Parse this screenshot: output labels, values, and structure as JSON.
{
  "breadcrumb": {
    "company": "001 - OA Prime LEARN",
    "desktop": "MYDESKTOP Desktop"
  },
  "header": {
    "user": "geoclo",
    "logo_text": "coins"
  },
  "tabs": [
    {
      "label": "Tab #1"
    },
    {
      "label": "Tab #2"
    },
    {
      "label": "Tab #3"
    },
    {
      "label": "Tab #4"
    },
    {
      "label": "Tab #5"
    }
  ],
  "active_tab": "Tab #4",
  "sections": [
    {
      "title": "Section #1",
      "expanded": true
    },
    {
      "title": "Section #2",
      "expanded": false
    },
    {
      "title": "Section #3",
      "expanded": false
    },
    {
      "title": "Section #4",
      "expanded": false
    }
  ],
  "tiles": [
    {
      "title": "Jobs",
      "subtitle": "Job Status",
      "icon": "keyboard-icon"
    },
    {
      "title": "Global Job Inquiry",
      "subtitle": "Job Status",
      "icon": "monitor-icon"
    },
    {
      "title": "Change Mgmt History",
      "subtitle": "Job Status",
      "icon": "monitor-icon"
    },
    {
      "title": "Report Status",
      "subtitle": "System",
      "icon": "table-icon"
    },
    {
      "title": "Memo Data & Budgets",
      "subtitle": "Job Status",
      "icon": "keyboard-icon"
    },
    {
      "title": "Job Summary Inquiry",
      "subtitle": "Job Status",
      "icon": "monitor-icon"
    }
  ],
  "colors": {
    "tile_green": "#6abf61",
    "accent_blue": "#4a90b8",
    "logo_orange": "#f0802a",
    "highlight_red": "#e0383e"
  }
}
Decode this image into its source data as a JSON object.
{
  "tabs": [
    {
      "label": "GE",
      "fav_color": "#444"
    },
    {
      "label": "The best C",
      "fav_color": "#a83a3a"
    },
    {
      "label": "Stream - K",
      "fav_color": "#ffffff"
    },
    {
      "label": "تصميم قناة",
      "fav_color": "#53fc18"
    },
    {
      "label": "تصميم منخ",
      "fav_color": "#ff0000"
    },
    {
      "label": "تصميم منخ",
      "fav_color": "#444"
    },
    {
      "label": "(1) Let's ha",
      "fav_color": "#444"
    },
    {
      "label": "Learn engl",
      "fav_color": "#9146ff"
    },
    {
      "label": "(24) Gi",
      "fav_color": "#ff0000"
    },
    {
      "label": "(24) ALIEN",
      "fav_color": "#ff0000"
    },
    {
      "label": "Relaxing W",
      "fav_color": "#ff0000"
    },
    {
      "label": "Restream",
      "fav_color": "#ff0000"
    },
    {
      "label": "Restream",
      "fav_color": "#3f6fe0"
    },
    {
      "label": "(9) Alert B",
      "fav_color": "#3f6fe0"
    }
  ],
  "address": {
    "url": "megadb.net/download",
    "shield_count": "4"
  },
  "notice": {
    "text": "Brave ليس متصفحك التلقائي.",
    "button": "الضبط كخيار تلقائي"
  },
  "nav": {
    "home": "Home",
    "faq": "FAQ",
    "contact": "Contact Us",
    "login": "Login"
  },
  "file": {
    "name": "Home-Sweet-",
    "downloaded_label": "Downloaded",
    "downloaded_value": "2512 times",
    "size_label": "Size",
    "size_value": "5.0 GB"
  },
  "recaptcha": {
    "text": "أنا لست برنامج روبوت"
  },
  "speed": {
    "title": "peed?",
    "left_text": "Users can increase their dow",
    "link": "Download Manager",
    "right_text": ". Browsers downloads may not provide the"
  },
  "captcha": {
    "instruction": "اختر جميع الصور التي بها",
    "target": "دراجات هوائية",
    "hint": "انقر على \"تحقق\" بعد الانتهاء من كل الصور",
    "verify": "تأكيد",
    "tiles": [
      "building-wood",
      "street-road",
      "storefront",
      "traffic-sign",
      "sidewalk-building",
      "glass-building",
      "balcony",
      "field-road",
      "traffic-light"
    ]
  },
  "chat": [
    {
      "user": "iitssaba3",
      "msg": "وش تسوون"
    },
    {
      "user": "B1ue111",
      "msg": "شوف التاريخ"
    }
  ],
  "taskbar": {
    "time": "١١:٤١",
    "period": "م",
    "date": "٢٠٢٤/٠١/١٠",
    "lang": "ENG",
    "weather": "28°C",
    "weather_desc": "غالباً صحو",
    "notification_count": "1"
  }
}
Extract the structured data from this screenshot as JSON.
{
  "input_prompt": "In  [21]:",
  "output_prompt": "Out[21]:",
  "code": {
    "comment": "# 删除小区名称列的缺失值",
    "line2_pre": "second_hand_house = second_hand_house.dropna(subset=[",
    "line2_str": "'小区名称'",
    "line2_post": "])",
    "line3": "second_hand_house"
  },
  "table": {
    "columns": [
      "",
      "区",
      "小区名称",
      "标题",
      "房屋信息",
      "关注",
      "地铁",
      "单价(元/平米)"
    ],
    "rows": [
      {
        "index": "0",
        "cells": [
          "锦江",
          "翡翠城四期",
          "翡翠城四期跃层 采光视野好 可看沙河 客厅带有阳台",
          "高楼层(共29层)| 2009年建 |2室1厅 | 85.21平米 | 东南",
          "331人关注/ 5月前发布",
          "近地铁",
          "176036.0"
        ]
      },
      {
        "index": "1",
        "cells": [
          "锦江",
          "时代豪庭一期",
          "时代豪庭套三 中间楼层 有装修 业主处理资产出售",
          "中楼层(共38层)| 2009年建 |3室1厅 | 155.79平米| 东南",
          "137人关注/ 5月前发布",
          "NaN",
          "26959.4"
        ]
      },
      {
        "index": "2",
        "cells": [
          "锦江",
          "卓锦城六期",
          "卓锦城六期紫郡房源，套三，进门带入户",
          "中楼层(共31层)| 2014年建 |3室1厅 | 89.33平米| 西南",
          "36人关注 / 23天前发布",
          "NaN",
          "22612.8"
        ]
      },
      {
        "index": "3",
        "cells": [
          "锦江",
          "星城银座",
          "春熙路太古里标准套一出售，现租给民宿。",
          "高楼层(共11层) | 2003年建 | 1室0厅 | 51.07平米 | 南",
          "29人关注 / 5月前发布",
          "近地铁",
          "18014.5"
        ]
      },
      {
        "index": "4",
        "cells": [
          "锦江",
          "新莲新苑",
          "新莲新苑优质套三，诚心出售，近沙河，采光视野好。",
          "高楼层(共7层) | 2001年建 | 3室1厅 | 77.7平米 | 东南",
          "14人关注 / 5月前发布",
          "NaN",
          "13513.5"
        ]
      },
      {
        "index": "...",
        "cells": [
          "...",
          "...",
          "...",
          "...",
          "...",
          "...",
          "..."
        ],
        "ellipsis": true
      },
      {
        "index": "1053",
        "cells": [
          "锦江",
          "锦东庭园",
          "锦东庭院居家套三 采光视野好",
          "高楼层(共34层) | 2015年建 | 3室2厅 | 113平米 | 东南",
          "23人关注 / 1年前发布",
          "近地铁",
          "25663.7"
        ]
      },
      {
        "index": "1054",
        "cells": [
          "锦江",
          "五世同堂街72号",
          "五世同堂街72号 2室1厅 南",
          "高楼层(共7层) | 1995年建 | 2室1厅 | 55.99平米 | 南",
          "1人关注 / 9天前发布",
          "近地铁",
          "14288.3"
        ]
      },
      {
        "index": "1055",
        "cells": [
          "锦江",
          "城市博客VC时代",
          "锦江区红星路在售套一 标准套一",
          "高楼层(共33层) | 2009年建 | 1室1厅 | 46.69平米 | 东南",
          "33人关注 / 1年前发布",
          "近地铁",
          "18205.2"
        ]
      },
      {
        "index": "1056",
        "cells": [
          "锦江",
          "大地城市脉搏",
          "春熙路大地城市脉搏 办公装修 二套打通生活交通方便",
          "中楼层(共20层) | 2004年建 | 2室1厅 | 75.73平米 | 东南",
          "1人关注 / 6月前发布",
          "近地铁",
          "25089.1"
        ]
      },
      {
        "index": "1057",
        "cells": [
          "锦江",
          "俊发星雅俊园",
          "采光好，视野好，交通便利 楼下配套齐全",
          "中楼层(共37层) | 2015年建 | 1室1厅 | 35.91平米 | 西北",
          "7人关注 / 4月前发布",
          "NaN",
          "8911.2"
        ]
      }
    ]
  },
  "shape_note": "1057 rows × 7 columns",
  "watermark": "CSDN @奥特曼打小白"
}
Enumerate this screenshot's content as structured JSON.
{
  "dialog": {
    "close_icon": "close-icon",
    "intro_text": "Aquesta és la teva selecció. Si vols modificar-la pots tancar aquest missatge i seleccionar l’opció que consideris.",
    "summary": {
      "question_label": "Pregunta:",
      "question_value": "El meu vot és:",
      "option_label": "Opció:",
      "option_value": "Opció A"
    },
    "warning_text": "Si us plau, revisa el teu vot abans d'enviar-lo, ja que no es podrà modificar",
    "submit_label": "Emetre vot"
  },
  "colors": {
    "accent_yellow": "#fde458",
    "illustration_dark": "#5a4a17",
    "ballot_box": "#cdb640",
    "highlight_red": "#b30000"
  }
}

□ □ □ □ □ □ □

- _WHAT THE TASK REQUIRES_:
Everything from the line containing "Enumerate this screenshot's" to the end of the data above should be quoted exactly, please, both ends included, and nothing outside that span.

- _SOLUTION TO THIS EXERCISE_:
Enumerate this screenshot's content as structured JSON.
{
  "dialog": {
    "close_icon": "close-icon",
    "intro_text": "Aquesta és la teva selecció. Si vols modificar-la pots tancar aquest missatge i seleccionar l’opció que consideris.",
    "summary": {
      "question_label": "Pregunta:",
      "question_value": "El meu vot és:",
      "option_label": "Opció:",
      "option_value": "Opció A"
    },
    "warning_text": "Si us plau, revisa el teu vot abans d'enviar-lo, ja que no es podrà modificar",
    "submit_label": "Emetre vot"
  },
  "colors": {
    "accent_yellow": "#fde458",
    "illustration_dark": "#5a4a17",
    "ballot_box": "#cdb640",
    "highlight_red": "#b30000"
  }
}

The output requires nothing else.